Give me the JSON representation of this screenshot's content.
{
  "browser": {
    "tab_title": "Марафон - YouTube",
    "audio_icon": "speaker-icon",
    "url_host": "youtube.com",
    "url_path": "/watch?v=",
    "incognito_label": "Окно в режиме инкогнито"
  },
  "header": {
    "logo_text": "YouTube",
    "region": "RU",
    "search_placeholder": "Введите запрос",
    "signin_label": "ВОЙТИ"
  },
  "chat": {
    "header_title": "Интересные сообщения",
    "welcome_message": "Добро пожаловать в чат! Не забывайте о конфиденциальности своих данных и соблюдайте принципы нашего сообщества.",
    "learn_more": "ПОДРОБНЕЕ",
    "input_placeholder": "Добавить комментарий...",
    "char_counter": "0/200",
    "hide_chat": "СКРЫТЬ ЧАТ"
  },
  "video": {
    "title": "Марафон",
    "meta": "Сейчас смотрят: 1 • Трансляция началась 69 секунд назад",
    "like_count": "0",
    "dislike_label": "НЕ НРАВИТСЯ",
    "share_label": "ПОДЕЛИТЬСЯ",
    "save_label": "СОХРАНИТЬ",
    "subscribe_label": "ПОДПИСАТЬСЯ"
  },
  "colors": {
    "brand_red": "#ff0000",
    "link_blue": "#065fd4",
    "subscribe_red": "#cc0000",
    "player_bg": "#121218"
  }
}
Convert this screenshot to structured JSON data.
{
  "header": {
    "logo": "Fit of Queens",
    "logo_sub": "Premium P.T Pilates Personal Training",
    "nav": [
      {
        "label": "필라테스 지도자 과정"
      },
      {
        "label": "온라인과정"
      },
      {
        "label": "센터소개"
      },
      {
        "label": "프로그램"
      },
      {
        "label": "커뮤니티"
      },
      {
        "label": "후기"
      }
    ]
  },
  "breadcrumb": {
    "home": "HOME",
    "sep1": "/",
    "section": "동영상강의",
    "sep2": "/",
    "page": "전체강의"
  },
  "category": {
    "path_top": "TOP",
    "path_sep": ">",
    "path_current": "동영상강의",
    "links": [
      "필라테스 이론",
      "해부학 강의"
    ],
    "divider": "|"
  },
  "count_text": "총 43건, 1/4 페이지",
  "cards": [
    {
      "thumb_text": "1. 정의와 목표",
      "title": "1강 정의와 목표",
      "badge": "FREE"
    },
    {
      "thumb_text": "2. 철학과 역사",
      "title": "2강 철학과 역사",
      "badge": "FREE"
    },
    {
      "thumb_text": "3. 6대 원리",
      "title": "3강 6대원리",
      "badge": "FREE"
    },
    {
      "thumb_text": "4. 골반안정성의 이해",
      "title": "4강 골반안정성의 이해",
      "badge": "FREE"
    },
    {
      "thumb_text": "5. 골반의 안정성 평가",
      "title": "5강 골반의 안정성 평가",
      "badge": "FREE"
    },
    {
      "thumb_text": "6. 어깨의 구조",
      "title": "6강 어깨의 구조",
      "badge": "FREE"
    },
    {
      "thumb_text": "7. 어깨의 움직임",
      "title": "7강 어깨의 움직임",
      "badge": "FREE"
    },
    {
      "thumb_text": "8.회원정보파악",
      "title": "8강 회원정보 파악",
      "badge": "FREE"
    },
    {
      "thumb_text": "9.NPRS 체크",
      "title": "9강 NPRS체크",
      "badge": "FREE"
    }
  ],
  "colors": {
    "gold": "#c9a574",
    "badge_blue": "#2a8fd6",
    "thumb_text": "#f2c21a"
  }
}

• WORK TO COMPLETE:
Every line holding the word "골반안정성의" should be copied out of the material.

• OUTPUT BELOW:
      "thumb_text": "4. 골반안정성의 이해",
      "title": "4강 골반안정성의 이해",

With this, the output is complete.